Porsche lodged an official protest after Saturday’s 8 Hours of Bahrain, where AF Corse Ferrari duo Alessandro Pier Guidi and James Calado claimed the championship after winning the race ahead of the No. 92 Porsche pairing of Kevin Estre and Neel Jani.
Pier Guidi seized the lead from Estre and Jani’s co-driver Michael Christensen with 12 minutes to go when he bumped into the Porsche under braking for Turn 15, which sent the Porsche 911 RSR-19 into a spin.
Pier Guidi was initially told to give the position back, only for the Porsche to pit for a planned fuel-only stop that saw the order wiped from race control’s messaging.
In its protest, Porsche claimed that the collision was not reported to the stewards, and that the matter was dealt with solely by WEC race director Eduardo Freitas in contravention of the International Sporting Code.
According to a bulletin detailing the protest, an investigation into the claim found that “all decisions related to the incident” were reported to the stewards by the race director.
The decisions were then investigated and taken by the stewards “in accordance with the race director”, the bulletin read. This was backed up by video and verbal evidence.
Porsche is permitted to appeal the stewards’ decision in compliance with the WEC sporting regulations, International Sporting Code and the FIA Judicial and Disciplinary rules.
Laudenbach: “Sad Day for Porsche Motorsport”
Porsche Motorsport Vice President Thomas Laudenbach described the 8 Hours of Bahrain as a “sad day” for the company’s factory racing department after it missed out on the championship in what the team considered to be unfair circumstances.
Both Laudenbach and Alexander Stehlig, the head of WEC operations at Porsche, indicated that their main grievance concerned the withdrawal of the order for Pier Guidi to let Christensen back into the lead.
Pier Guidi explained that he “couldn’t do anything” to returrn the position once the Porsche entered the pits.
“It’s a sad day for Porsche Motorsport,” commented Laudenbach.

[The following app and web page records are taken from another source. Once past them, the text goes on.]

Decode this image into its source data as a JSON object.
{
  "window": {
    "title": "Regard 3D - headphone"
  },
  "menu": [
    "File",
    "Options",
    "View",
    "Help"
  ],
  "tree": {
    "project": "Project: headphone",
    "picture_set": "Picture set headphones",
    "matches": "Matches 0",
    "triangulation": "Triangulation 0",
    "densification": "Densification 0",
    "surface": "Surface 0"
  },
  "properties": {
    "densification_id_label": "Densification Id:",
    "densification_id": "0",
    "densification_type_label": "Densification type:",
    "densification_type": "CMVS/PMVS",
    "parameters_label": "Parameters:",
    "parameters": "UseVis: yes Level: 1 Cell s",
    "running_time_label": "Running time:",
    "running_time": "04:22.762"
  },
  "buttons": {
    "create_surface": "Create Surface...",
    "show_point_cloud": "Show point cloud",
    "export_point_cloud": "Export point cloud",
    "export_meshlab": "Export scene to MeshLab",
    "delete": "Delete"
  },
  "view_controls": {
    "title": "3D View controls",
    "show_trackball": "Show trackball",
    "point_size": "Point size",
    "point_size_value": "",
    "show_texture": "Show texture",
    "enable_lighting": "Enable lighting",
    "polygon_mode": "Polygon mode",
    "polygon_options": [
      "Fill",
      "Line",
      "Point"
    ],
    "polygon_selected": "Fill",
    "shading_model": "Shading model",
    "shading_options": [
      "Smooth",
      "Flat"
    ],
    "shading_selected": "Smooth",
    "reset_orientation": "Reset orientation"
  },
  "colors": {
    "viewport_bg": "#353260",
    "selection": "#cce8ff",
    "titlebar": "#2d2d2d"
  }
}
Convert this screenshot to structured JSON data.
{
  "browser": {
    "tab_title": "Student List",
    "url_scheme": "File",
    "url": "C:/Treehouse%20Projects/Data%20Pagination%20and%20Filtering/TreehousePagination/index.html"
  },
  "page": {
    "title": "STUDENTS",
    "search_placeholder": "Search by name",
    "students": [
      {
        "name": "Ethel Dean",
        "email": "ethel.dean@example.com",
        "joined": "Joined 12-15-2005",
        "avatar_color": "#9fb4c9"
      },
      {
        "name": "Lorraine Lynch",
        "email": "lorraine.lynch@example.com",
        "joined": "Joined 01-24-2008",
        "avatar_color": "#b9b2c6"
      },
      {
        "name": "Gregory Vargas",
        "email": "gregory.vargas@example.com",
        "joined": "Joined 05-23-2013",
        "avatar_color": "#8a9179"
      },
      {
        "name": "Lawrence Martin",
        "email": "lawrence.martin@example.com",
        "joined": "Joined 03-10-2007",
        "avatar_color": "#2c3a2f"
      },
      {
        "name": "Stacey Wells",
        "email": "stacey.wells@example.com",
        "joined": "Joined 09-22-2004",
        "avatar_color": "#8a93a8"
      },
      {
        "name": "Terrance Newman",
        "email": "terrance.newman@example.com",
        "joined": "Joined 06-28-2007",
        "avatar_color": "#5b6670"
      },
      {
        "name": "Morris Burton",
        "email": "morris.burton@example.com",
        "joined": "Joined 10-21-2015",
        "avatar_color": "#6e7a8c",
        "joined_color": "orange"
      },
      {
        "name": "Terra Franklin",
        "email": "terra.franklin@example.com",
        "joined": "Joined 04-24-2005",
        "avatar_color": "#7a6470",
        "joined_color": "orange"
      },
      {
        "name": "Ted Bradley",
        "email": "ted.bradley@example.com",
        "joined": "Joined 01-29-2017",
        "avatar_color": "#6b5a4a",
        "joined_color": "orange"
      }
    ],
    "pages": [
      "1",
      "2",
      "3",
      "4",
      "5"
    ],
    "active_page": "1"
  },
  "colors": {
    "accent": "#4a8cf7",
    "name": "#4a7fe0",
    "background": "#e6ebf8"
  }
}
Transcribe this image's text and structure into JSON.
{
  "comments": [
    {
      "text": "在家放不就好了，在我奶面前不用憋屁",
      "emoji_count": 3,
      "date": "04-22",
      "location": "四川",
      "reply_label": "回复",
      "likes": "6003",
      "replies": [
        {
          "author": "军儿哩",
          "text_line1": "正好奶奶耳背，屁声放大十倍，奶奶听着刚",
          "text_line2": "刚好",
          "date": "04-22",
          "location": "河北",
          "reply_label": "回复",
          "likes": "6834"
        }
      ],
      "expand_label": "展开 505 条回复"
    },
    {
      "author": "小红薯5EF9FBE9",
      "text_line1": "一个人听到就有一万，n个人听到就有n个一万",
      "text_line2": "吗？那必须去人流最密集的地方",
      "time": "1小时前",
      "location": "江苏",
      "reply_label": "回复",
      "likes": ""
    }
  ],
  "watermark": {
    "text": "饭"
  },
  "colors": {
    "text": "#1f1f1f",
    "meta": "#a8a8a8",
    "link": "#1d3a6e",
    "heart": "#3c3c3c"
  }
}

“Our rival nudged our leading car into a spin and drove on to victory. We can’t understand why the race director first issued a penalty and then withdrew it.
“Our drivers and teams deserve the utmost respect. Everyone drove a fair and clean race for eight hours and gave spectators a great show. I’d like to thank them all for this. Right up until the end, the race was a really great promotion for motor racing.”
Stehlig added: “It was a sad end to an extremely exciting race for us.
“Unfortunately, we were spun off the track by a competitor. We can’t understand the race stewards’ decision.
“First, the two leading cars were supposed to switch positions after the contact which would’ve put our Porsche back in the lead.
“A little later, they withdrew this announcement during the No. 92’s pit stop. So, despite our fair and clean race, we couldn’t achieve our goals. That’s why we’ve lodged a protest.”